- A car bomb exploded in the market of Dera Ghazi Khan in Pakistan’s Punjab province, killing 27. On Friday, insurgents targeted a Mosque in the town in the Lower Dir region of the FATA. GI-NET considers both of these attacks as examples of targeting civilians for tactical gain.
- The most recent U.S. drone attack killed fifteen people in North Waziristan, including seven people that the Pakistani government deemed as foreigners.
- Al-Shabaab banned UN Mine Action from operating in southern Somalia, accusing the group of undertaking the work of previously banned organizations as well as disrupting peace and justice.
- A gun battle broke out between factions of Hizbul Islam insurgents south of Mogadishu, reportedly over the public execution of criminals in the country.
- Alleged comments by Sri Lankan general Sareth Fonseka earlier this week appeared to suggest that Sri Lankan soldiers executed LTTE rebels when they tried to surrender in May. On Monday, General Fonseka denied his remark and stated that there were no surrender attempts made by the LTTE.
Around the World
- Sudan’s two main political parties reportedly came to an agreement on the terms of the north-south referendum. The deal reported allows for independence of South Sudan so long as at least 60% of registered voters turn out and at least 51% of the population votes yes.
- The Sudanese government has announced plans to crack down on opposition demonstrations in the interest of national security, stating that the opposition parties are seeking to topple the government.
- The former head of Guinea’s Presidential Guard, Abubaker Diakite, admitted to shooting junta leader Moussa Dadis Camara. Diakite reportedly fired at Camara in response to a plan to have Diakite face the consequences of the September 28th massacre in the Guinean capital of Conakry.
- Human Rights Watch released a report stating that the massacre on September 28 was likely a crime against humanity and that the attacks may have been planned in advance.

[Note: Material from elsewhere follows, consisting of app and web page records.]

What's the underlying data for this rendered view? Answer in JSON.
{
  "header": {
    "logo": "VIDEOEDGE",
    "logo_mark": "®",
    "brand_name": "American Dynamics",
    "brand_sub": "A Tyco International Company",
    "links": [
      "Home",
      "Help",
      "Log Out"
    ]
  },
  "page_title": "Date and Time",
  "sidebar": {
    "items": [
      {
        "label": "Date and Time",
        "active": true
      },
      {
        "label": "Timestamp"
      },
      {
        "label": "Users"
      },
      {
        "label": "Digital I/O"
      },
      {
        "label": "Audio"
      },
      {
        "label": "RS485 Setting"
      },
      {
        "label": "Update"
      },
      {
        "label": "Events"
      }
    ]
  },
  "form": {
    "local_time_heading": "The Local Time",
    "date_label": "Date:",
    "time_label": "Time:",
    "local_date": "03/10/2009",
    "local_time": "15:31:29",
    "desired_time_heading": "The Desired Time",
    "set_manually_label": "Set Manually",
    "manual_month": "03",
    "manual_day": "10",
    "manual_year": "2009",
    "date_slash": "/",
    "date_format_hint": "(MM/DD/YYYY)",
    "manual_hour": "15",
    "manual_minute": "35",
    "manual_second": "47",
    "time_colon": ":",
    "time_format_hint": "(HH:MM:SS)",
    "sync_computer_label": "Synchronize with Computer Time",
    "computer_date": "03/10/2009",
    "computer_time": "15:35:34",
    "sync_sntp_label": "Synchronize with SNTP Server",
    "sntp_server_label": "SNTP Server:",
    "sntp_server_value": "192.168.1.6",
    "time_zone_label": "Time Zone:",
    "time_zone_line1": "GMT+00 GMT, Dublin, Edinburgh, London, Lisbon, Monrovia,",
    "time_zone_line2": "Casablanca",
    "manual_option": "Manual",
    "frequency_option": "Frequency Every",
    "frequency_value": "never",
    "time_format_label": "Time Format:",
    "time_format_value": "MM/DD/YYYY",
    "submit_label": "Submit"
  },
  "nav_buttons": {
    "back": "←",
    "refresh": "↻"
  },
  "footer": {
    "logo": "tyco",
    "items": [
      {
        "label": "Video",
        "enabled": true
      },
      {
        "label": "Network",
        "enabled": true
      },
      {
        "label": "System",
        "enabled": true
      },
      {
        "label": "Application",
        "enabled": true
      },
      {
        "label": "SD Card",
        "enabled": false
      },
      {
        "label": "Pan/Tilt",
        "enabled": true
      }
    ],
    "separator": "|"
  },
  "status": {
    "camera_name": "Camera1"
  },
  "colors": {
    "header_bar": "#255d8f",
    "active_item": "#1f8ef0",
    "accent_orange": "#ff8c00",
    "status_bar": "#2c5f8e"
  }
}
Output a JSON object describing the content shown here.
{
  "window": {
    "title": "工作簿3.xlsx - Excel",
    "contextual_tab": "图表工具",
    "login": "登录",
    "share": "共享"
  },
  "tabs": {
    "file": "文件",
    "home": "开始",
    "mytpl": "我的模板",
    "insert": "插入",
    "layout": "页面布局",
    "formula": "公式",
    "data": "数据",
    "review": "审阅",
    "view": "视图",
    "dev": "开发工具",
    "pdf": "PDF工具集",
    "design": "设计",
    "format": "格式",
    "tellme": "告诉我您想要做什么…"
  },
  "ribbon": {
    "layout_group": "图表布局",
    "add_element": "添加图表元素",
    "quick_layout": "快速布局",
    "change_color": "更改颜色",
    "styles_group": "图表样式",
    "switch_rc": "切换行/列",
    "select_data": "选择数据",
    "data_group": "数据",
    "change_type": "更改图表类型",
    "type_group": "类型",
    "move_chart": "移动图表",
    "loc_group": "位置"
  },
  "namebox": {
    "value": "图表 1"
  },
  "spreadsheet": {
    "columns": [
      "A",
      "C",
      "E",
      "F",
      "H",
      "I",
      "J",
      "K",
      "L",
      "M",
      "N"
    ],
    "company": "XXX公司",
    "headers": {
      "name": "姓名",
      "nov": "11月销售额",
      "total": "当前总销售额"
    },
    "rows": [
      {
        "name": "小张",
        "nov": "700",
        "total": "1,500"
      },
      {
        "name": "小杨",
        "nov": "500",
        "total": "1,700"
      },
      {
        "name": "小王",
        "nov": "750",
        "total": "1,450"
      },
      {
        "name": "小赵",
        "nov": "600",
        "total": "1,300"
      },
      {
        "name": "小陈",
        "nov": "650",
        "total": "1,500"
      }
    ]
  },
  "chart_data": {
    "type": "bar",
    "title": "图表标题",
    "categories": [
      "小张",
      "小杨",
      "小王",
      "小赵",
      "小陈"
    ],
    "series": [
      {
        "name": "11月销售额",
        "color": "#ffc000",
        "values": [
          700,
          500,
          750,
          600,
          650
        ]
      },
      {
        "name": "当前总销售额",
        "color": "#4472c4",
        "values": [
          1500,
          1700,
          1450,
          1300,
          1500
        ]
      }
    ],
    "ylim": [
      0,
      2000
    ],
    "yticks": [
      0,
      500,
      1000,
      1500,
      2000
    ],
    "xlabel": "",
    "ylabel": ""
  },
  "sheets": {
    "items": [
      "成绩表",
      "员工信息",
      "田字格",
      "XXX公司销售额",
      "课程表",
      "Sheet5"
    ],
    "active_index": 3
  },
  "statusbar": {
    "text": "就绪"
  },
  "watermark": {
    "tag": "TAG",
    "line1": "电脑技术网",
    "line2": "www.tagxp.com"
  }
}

- Former Khmer Rouge leader Khieu Samphan has been charged with genocide by the Extraordinary Chambers of in the Courts of Cambodia, the UN-backed war crimes tribunal in Phnom Penh. Samphan’s charges relate to the mass killings of Vietnamese and Cham Muslims under his rule.